ACTION ITEM:
When a line in the records contains the string "JSON", copy that line.

MATERIAL FOR THE TASK:
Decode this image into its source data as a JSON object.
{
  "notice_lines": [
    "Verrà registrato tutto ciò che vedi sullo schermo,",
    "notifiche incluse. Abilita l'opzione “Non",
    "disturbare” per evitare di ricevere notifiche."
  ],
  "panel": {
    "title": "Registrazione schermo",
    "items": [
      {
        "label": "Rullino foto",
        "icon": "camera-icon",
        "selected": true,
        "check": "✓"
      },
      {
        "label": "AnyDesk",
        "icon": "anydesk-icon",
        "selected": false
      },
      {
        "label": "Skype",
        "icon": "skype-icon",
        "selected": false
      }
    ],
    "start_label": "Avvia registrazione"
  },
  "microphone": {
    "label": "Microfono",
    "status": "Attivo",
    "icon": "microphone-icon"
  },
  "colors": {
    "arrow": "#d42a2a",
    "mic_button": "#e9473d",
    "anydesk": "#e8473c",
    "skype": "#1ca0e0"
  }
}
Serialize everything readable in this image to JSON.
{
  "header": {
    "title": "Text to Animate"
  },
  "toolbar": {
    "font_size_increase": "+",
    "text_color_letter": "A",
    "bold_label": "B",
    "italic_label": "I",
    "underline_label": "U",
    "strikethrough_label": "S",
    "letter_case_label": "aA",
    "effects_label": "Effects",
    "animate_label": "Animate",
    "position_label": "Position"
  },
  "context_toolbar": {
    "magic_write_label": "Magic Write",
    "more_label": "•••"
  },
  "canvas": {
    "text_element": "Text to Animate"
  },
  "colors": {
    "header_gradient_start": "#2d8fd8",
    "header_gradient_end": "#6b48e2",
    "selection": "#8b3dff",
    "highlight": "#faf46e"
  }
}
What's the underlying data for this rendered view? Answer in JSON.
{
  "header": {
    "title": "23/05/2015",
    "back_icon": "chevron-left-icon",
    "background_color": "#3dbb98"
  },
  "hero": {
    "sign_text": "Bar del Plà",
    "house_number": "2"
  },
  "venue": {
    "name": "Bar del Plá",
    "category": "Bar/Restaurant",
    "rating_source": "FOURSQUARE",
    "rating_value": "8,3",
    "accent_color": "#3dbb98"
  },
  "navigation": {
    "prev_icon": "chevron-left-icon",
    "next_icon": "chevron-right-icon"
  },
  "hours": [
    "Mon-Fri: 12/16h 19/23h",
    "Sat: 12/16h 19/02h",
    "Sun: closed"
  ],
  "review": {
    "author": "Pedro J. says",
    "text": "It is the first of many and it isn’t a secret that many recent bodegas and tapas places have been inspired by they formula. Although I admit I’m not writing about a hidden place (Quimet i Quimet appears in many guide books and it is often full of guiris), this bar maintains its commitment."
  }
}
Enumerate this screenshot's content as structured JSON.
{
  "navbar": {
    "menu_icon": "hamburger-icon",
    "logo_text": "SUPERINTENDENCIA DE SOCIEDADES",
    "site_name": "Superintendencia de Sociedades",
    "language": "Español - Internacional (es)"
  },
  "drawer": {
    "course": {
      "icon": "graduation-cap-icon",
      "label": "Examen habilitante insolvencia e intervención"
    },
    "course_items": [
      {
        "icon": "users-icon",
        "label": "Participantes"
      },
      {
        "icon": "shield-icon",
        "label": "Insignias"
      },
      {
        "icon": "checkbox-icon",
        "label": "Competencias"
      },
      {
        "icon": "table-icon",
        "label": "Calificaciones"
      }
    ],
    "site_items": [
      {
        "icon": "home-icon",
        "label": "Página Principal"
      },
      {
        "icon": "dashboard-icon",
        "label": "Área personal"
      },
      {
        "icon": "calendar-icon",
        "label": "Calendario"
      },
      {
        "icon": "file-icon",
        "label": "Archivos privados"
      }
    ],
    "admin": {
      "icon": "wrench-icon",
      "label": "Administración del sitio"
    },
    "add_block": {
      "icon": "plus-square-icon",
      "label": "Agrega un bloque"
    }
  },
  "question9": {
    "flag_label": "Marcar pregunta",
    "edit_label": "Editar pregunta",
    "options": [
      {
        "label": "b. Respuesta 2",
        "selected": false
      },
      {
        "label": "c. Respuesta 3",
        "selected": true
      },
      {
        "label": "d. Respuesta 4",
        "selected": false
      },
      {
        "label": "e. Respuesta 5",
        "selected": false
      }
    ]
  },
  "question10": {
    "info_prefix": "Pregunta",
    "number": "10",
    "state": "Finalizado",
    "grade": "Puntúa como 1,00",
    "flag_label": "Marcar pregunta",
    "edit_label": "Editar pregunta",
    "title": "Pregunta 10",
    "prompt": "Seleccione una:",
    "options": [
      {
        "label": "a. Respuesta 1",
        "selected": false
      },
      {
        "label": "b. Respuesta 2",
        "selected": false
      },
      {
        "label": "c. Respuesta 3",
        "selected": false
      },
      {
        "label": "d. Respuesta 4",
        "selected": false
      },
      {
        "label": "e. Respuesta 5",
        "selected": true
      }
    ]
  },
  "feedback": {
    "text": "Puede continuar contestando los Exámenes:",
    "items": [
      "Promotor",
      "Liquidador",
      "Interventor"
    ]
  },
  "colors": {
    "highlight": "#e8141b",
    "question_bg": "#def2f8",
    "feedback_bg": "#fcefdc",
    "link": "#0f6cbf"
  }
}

SOLUTION:
Decode this image into its source data as a JSON object.
Serialize everything readable in this image to JSON.
What's the underlying data for this rendered view? Answer in JSON.
Enumerate this screenshot's content as structured JSON.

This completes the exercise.